Why I Am a Calvinist, Part 1
. . and why every Christian is a Calvinist of sorts.
Part I: Is Arminianism damnable heresy?
I love the doctrines of grace and don’t shy away from the label “Calvinist.” I believe in the sovereignty of God. I’m convinced Scripture teaches that God is completely sovereign not only in salvation (effectually calling and granting faith to those whom He chooses); but also in every detail of the outworking of Providence. “Whom He predestined, these He also called; whom He called, these He also justified; and whom He justified, these He also glorified” (Romans 8:30). And He makes “all things work together for good to those who love God, [i.e.,] to those who are the called according to His purpose” (Romans 8:28). Quite simply, He “works all things according to the counsel of His will” (Ephesians 1:11).
That’s what people commonly mean when they speak of “Calvinism.” When I accept that label, I am not pledging allegiance to the man John Calvin. I am not affirming everything he taught, and I’m not condoning everything he did. I’m convinced Calvin was a godly man and one of the finest biblical expositors and theological minds ever, but he wasn’t always right. As a matter of fact, my own convictions are baptistic, so I am by no means one of Calvin’s devoted followers. In other words, when I accept the label “Calvinist,” it’s only for convenience’s sake. I’m not saying “I am of Calvin” in the Corinthian sense.
The Doctrine of God’s Effectual Call
We have a wonderful subject to talk about tonight and I took up a little more time than I ought to have, in one sense, but wanted to share with you what I did, so we’re going to try to squeeze it in the time we have. I want you to open your Bible to Romans 8…Romans chapter 8 and let’s begin in Romans 8 with some very familiar revelation from God.
Verse 28 which is familiar to all of us is a good starting point. Romans 8:28, “And we know that God causes all things to work together for good to those who love God, to those who are called according to His purpose, for whom He foreknew He also predestined to become conformed to the image of His Son that He might be the firstborn among many brethren, and whom He predestined these He also called and whom He called these He also justified and whom He justified, these He also glorified.”
The Doctrine of Actual Atonement, Part 2
Those of you who have been with us know we are tackling some of the more challenging and profound and difficult doctrines in the Scripture.
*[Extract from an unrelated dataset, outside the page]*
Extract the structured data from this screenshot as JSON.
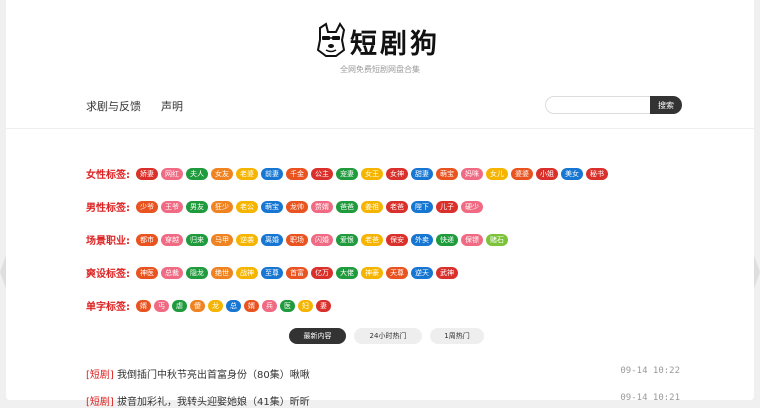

And I trust we’re having a wonderful time digging deeply into God’s precious truth.
Last Sunday night we began to look at the subject, “For whom did Christ die?” Or, “The Nature of the Atonement.” Or as I chose to call it, “The Doctrine of Actual Atonement.” And I want to go back to that. If you weren’t here last week, it really would be helpful for you to get the tape or the CD, whatever is best for you, and to listen to what I said and pair it up with what we’re going to say tonight because you’re going to get just a very abbreviated review of that important foundation.